*Your objective*.
Copy every line of the material precisely.

*Excerpted data*.
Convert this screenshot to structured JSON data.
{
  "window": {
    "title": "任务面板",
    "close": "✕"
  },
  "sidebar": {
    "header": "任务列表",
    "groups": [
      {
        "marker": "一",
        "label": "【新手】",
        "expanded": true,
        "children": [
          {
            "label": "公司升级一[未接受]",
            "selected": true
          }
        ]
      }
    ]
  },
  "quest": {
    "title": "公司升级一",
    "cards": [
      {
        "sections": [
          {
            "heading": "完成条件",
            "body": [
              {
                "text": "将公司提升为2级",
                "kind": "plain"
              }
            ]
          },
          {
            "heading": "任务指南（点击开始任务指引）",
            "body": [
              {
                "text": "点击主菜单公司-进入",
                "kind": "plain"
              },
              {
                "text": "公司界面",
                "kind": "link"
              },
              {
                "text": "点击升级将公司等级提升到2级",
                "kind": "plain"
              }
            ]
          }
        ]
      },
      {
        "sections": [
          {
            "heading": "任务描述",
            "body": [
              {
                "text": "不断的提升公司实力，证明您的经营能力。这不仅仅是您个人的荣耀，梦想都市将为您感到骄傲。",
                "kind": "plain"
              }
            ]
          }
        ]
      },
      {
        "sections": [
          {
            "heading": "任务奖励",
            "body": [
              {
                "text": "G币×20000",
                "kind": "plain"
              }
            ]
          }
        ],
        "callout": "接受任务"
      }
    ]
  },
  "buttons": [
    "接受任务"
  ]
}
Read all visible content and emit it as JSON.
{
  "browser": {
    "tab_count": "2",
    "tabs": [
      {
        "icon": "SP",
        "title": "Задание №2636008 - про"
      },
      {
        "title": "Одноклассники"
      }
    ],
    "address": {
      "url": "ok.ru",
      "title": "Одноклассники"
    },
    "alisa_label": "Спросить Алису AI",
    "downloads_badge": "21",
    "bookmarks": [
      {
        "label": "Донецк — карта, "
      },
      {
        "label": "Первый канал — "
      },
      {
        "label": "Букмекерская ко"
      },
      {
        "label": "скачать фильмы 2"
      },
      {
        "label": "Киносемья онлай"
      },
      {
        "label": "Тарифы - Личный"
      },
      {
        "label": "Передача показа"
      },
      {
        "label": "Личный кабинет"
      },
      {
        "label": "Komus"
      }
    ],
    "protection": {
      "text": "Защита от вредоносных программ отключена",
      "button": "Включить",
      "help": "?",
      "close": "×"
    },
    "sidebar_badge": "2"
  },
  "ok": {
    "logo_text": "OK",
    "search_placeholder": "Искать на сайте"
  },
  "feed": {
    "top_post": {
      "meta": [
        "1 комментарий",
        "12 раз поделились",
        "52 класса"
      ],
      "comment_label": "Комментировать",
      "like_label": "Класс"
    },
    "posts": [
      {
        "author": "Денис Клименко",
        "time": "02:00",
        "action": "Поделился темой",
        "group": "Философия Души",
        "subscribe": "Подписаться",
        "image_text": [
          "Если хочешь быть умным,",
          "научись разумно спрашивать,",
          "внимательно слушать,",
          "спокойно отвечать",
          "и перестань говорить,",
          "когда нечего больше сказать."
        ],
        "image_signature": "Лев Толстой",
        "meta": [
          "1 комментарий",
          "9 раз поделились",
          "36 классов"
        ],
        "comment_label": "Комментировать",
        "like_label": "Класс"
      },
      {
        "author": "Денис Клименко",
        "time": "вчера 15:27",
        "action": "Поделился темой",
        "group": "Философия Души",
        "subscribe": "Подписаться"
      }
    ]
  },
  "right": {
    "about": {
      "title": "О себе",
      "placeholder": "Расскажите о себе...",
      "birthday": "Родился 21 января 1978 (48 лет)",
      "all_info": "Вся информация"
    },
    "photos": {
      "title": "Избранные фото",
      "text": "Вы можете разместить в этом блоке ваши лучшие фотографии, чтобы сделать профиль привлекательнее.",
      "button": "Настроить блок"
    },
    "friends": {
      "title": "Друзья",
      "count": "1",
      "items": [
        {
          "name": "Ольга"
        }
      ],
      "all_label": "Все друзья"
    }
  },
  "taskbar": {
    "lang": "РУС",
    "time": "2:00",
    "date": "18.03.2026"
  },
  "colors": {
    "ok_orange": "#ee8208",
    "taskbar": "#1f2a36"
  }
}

*Output*.
Convert this screenshot to structured JSON data.
{
  "window": {
    "title": "任务面板",
    "close": "✕"
  },
  "sidebar": {
    "header": "任务列表",
    "groups": [
      {
        "marker": "一",
        "label": "【新手】",
        "expanded": true,
        "children": [
          {
            "label": "公司升级一[未接受]",
            "selected": true
          }
        ]
      }
    ]
  },
  "quest": {
    "title": "公司升级一",
    "cards": [
      {
        "sections": [
          {
            "heading": "完成条件",
            "body": [
              {
                "text": "将公司提升为2级",
                "kind": "plain"
              }
            ]
          },
          {
            "heading": "任务指南（点击开始任务指引）",
            "body": [
              {
                "text": "点击主菜单公司-进入",
                "kind": "plain"
              },
              {
                "text": "公司界面",
                "kind": "link"
              },
              {
                "text": "点击升级将公司等级提升到2级",
                "kind": "plain"
              }
            ]
          }
        ]
      },
      {
        "sections": [
          {
            "heading": "任务描述",
            "body": [
              {
                "text": "不断的提升公司实力，证明您的经营能力。这不仅仅是您个人的荣耀，梦想都市将为您感到骄傲。",
                "kind": "plain"
              }
            ]
          }
        ]
      },
      {
        "sections": [
          {
            "heading": "任务奖励",
            "body": [
              {
                "text": "G币×20000",
                "kind": "plain"
              }
            ]
          }
        ],
        "callout": "接受任务"
      }
    ]
  },
  "buttons": [
    "接受任务"
  ]
}
Read all visible content and emit it as JSON.
{
  "browser": {
    "tab_count": "2",
    "tabs": [
      {
        "icon": "SP",
        "title": "Задание №2636008 - про"
      },
      {
        "title": "Одноклассники"
      }
    ],
    "address": {
      "url": "ok.ru",
      "title": "Одноклассники"
    },
    "alisa_label": "Спросить Алису AI",
    "downloads_badge": "21",
    "bookmarks": [
      {
        "label": "Донецк — карта, "
      },
      {
        "label": "Первый канал — "
      },
      {
        "label": "Букмекерская ко"
      },
      {
        "label": "скачать фильмы 2"
      },
      {
        "label": "Киносемья онлай"
      },
      {
        "label": "Тарифы - Личный"
      },
      {
        "label": "Передача показа"
      },
      {
        "label": "Личный кабинет"
      },
      {
        "label": "Komus"
      }
    ],
    "protection": {
      "text": "Защита от вредоносных программ отключена",
      "button": "Включить",
      "help": "?",
      "close": "×"
    },
    "sidebar_badge": "2"
  },
  "ok": {
    "logo_text": "OK",
    "search_placeholder": "Искать на сайте"
  },
  "feed": {
    "top_post": {
      "meta": [
        "1 комментарий",
        "12 раз поделились",
        "52 класса"
      ],
      "comment_label": "Комментировать",
      "like_label": "Класс"
    },
    "posts": [
      {
        "author": "Денис Клименко",
        "time": "02:00",
        "action": "Поделился темой",
        "group": "Философия Души",
        "subscribe": "Подписаться",
        "image_text": [
          "Если хочешь быть умным,",
          "научись разумно спрашивать,",
          "внимательно слушать,",
          "спокойно отвечать",
          "и перестань говорить,",
          "когда нечего больше сказать."
        ],
        "image_signature": "Лев Толстой",
        "meta": [
          "1 комментарий",
          "9 раз поделились",
          "36 классов"
        ],
        "comment_label": "Комментировать",
        "like_label": "Класс"
      },
      {
        "author": "Денис Клименко",
        "time": "вчера 15:27",
        "action": "Поделился темой",
        "group": "Философия Души",
        "subscribe": "Подписаться"
      }
    ]
  },
  "right": {
    "about": {
      "title": "О себе",
      "placeholder": "Расскажите о себе...",
      "birthday": "Родился 21 января 1978 (48 лет)",
      "all_info": "Вся информация"
    },
    "photos": {
      "title": "Избранные фото",
      "text": "Вы можете разместить в этом блоке ваши лучшие фотографии, чтобы сделать профиль привлекательнее.",
      "button": "Настроить блок"
    },
    "friends": {
      "title": "Друзья",
      "count": "1",
      "items": [
        {
          "name": "Ольга"
        }
      ],
      "all_label": "Все друзья"
    }
  },
  "taskbar": {
    "lang": "РУС",
    "time": "2:00",
    "date": "18.03.2026"
  },
  "colors": {
    "ok_orange": "#ee8208",
    "taskbar": "#1f2a36"
  }
}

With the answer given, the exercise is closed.